I actually used the word count as a basis. Both my other books are about 72K words, so I wanted my third book to be at least this size. They both have about 60 chapters, so I created 60 note cards. It also meant that each chapter/note card needed to be about 1200 words. Then I started filling in on each card what would happen in that chapter. Sometimes I write more words, sometimes I write less. The good thing about Scrivener is that you can move the cards around as you please. Overal I want to stick to the 1200 words, so readers can read the short chapters while they have a little time to read and not have to cut off their reading while something major is happening.

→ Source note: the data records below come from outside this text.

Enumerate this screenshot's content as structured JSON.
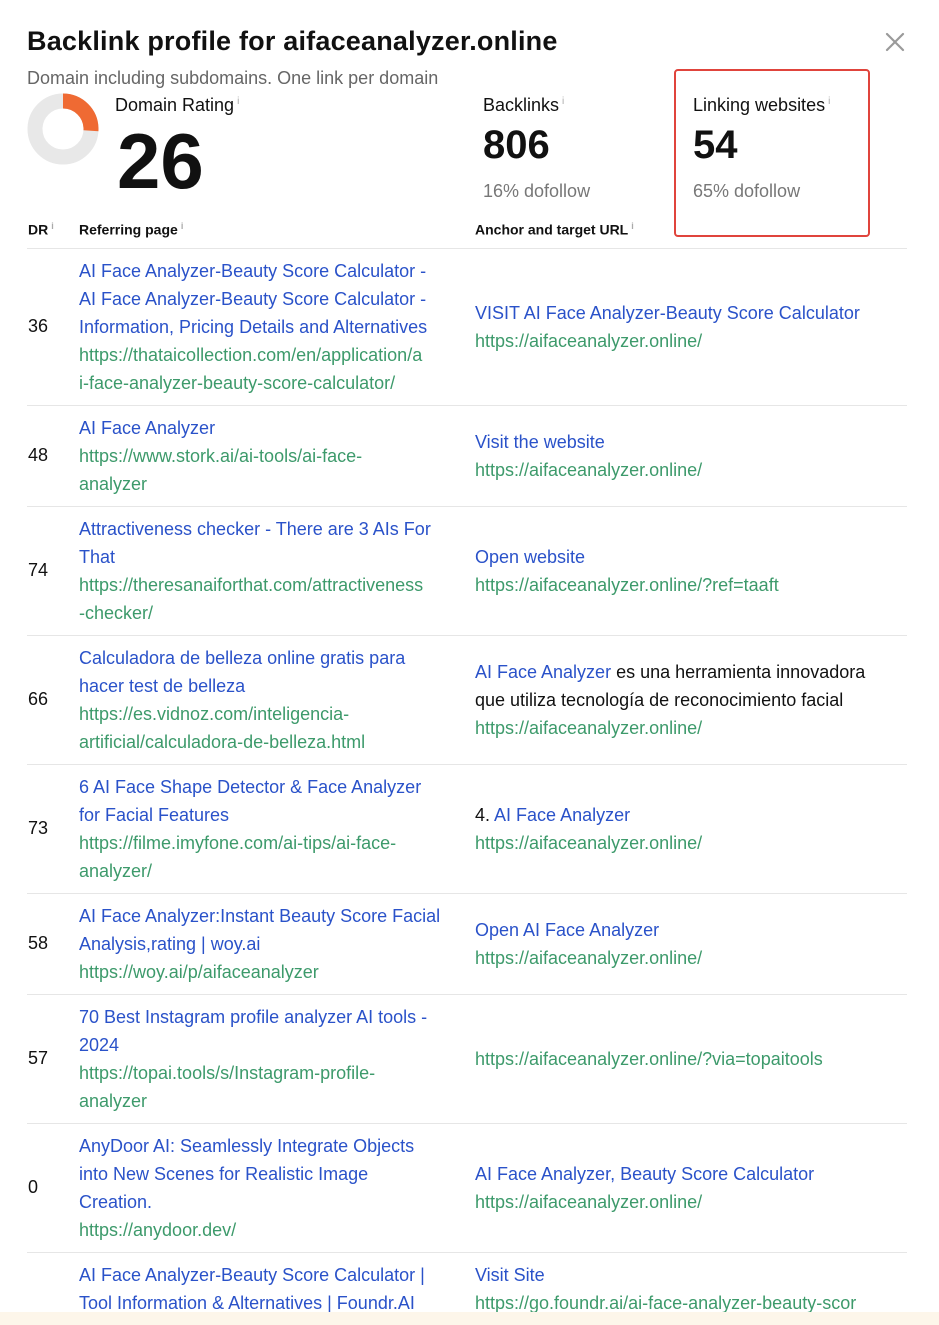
{
  "title": "Backlink profile for aifaceanalyzer.online",
  "subtitle": "Domain including subdomains. One link per domain",
  "metrics": {
    "domain_rating": {
      "label": "Domain Rating",
      "value": "26",
      "fraction": 0.26
    },
    "backlinks": {
      "label": "Backlinks",
      "value": "806",
      "sub": "16% dofollow"
    },
    "linking_websites": {
      "label": "Linking websites",
      "value": "54",
      "sub": "65% dofollow"
    }
  },
  "info_glyph": "i",
  "columns": {
    "dr": "DR",
    "referring": "Referring page",
    "anchor": "Anchor and target URL"
  },
  "rows": [
    {
      "dr": "36",
      "ref_title": [
        "AI Face Analyzer-Beauty Score Calculator -",
        "AI Face Analyzer-Beauty Score Calculator -",
        "Information, Pricing Details and Alternatives"
      ],
      "ref_url": [
        "https://thataicollection.com/en/application/a",
        "i-face-analyzer-beauty-score-calculator/"
      ],
      "anchor_prefix": "",
      "anchor_link": [
        "VISIT AI Face Analyzer-Beauty Score Calculator"
      ],
      "anchor_suffix": [],
      "target": [
        "https://aifaceanalyzer.online/"
      ]
    },
    {
      "dr": "48",
      "ref_title": [
        "AI Face Analyzer"
      ],
      "ref_url": [
        "https://www.stork.ai/ai-tools/ai-face-",
        "analyzer"
      ],
      "anchor_prefix": "",
      "anchor_link": [
        "Visit the website"
      ],
      "anchor_suffix": [],
      "target": [
        "https://aifaceanalyzer.online/"
      ]
    },
    {
      "dr": "74",
      "ref_title": [
        "Attractiveness checker - There are 3 AIs For",
        "That"
      ],
      "ref_url": [
        "https://theresanaiforthat.com/attractiveness",
        "-checker/"
      ],
      "anchor_prefix": "",
      "anchor_link": [
        "Open website"
      ],
      "anchor_suffix": [],
      "target": [
        "https://aifaceanalyzer.online/?ref=taaft"
      ]
    },
    {
      "dr": "66",
      "ref_title": [
        "Calculadora de belleza online gratis para",
        "hacer test de belleza"
      ],
      "ref_url": [
        "https://es.vidnoz.com/inteligencia-",
        "artificial/calculadora-de-belleza.html"
      ],
      "anchor_prefix": "",
      "anchor_link": [
        "AI Face Analyzer"
      ],
      "anchor_suffix": [
        " es una herramienta innovadora",
        "que utiliza tecnología de reconocimiento facial"
      ],
      "target": [
        "https://aifaceanalyzer.online/"
      ]
    },
    {
      "dr": "73",
      "ref_title": [
        "6 AI Face Shape Detector & Face Analyzer",
        "for Facial Features"
      ],
      "ref_url": [
        "https://filme.imyfone.com/ai-tips/ai-face-",
        "analyzer/"
      ],
      "anchor_prefix": "4. ",
      "anchor_link": [
        "AI Face Analyzer"
      ],
      "anchor_suffix": [],
      "target": [
        "https://aifaceanalyzer.online/"
      ]
    },
    {
      "dr": "58",
      "ref_title": [
        "AI Face Analyzer:Instant Beauty Score Facial",
        "Analysis,rating | woy.ai"
      ],
      "ref_url": [
        "https://woy.ai/p/aifaceanalyzer"
      ],
      "anchor_prefix": "",
      "anchor_link": [
        "Open AI Face Analyzer"
      ],
      "anchor_suffix": [],
      "target": [
        "https://aifaceanalyzer.online/"
      ]
    },
    {
      "dr": "57",
      "ref_title": [
        "70 Best Instagram profile analyzer AI tools -",
        "2024"
      ],
      "ref_url": [
        "https://topai.tools/s/Instagram-profile-",
        "analyzer"
      ],
      "anchor_prefix": "",
      "anchor_link": [],
      "anchor_suffix": [],
      "target": [
        "https://aifaceanalyzer.online/?via=topaitools"
      ]
    },
    {
      "dr": "0",
      "ref_title": [
        "AnyDoor AI: Seamlessly Integrate Objects",
        "into New Scenes for Realistic Image",
        "Creation."
      ],
      "ref_url": [
        "https://anydoor.dev/"
      ],
      "anchor_prefix": "",
      "anchor_link": [
        "AI Face Analyzer, Beauty Score Calculator"
      ],
      "anchor_suffix": [],
      "target": [
        "https://aifaceanalyzer.online/"
      ]
    },
    {
      "dr": "",
      "ref_title": [
        "AI Face Analyzer-Beauty Score Calculator |",
        "Tool Information & Alternatives | Foundr.AI"
      ],
      "ref_url": [],
      "anchor_prefix": "",
      "anchor_link": [
        "Visit Site"
      ],
      "anchor_suffix": [],
      "target": [
        "https://go.foundr.ai/ai-face-analyzer-beauty-scor"
      ]
    }
  ],
  "colors": {
    "link_blue": "#2a52c9",
    "url_green": "#3d9a6b",
    "donut_red": "#e84a3c",
    "donut_orange": "#f08a2c",
    "donut_track": "#e8e8e8",
    "highlight": "#e0443c"
  }
}
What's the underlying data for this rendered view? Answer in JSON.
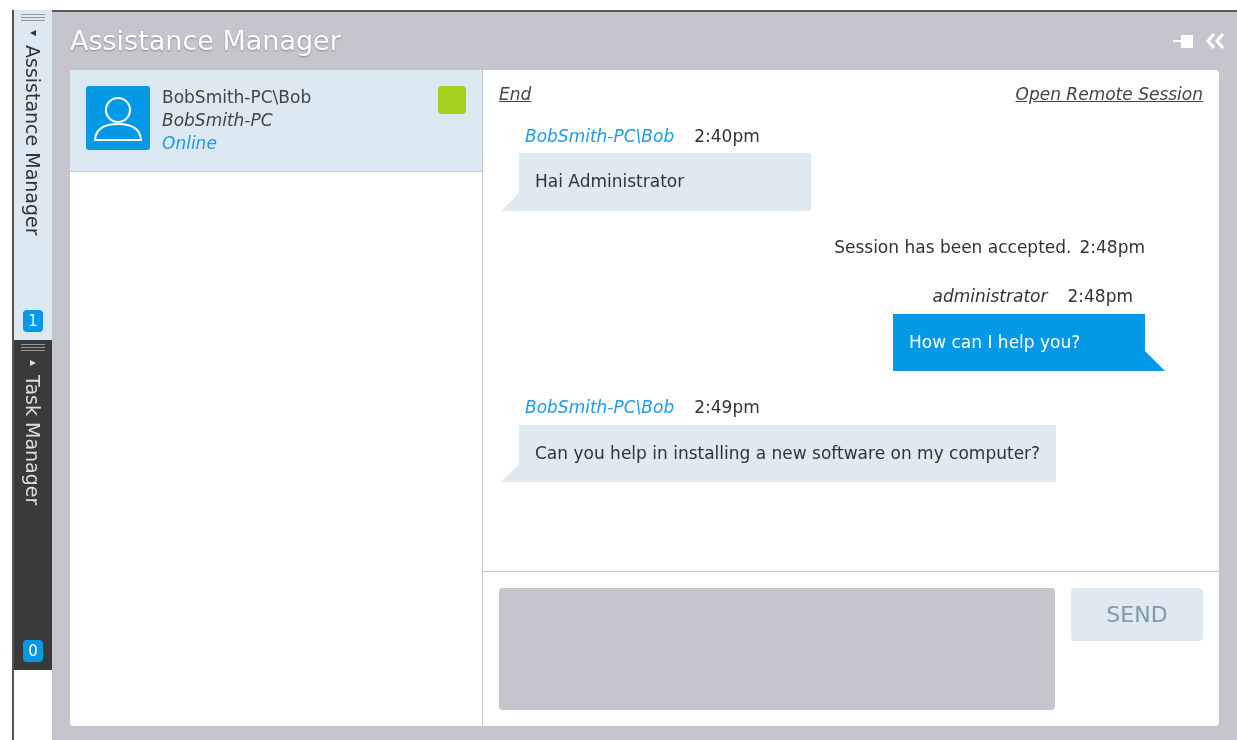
{
  "side_tabs": [
    {
      "label": "Assistance Manager",
      "count": "1",
      "selected": true
    },
    {
      "label": "Task Manager",
      "count": "0",
      "selected": false
    }
  ],
  "window": {
    "title": "Assistance Manager"
  },
  "contacts": [
    {
      "name": "BobSmith-PC\\Bob",
      "computer": "BobSmith-PC",
      "status": "Online",
      "selected": true,
      "color": "#a4d11d"
    }
  ],
  "chat": {
    "links": [
      "End",
      "Open Remote Session"
    ],
    "messages": [
      {
        "kind": "incoming",
        "sender": "BobSmith-PC\\Bob",
        "time": "2:40pm",
        "text": "Hai Administrator"
      },
      {
        "kind": "system",
        "text": "Session has been accepted.",
        "time": "2:48pm"
      },
      {
        "kind": "outgoing",
        "sender": "administrator",
        "time": "2:48pm",
        "text": "How can I help you?"
      },
      {
        "kind": "incoming",
        "sender": "BobSmith-PC\\Bob",
        "time": "2:49pm",
        "text": "Can you help in installing a new software on my computer?"
      }
    ],
    "send_button": "SEND"
  }
}
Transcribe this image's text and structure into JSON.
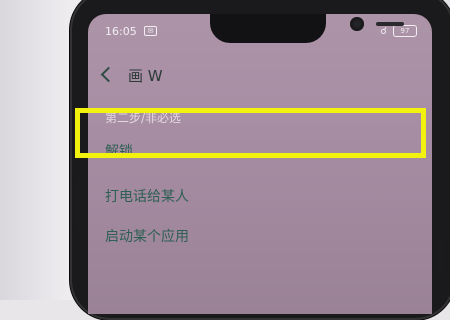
{
  "status_bar": {
    "time": "16:05",
    "mail_icon_text": "✉",
    "battery": "97"
  },
  "header": {
    "title": "画 W"
  },
  "section": {
    "caption": "第二步/非必选"
  },
  "list": {
    "items": [
      {
        "label": "解锁"
      },
      {
        "label": "打电话给某人"
      },
      {
        "label": "启动某个应用"
      }
    ]
  },
  "colors": {
    "screen_bg": "#a78da3",
    "item_text": "#2e5f54",
    "highlight": "#f3f20f"
  }
}
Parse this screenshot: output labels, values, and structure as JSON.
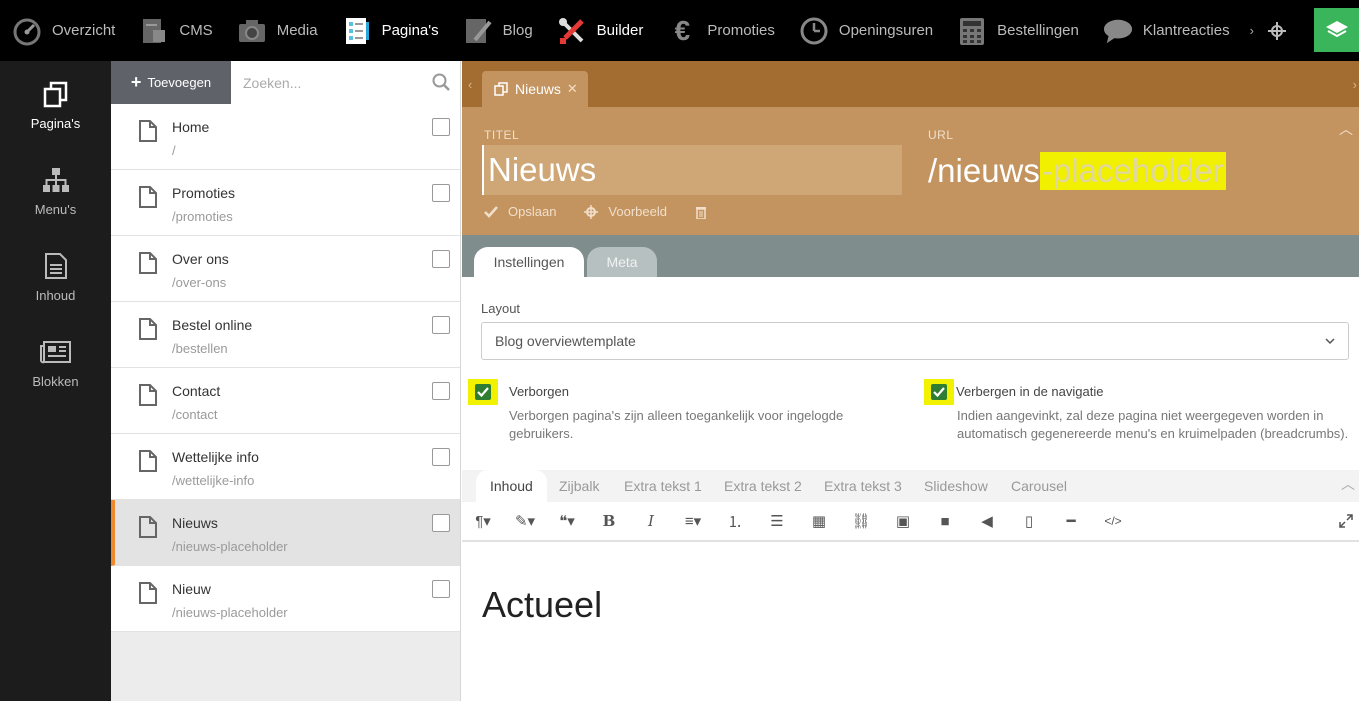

It’s perhaps not as creative as some ‘on the fly’ writers write, but I’ve been thinking for a long time about this story and, even though I know in advance where the story is going, the how is still created only once I sit down and write. I just don’t have to think about the why and where anymore, which I feel is like a weight off my shoulders.

If you have a different way of starting a novel, let me know. I’m all ears 🙂

PS: Talking about ears, my hearing aids are working fine again after the swimming pool disaster last Monday!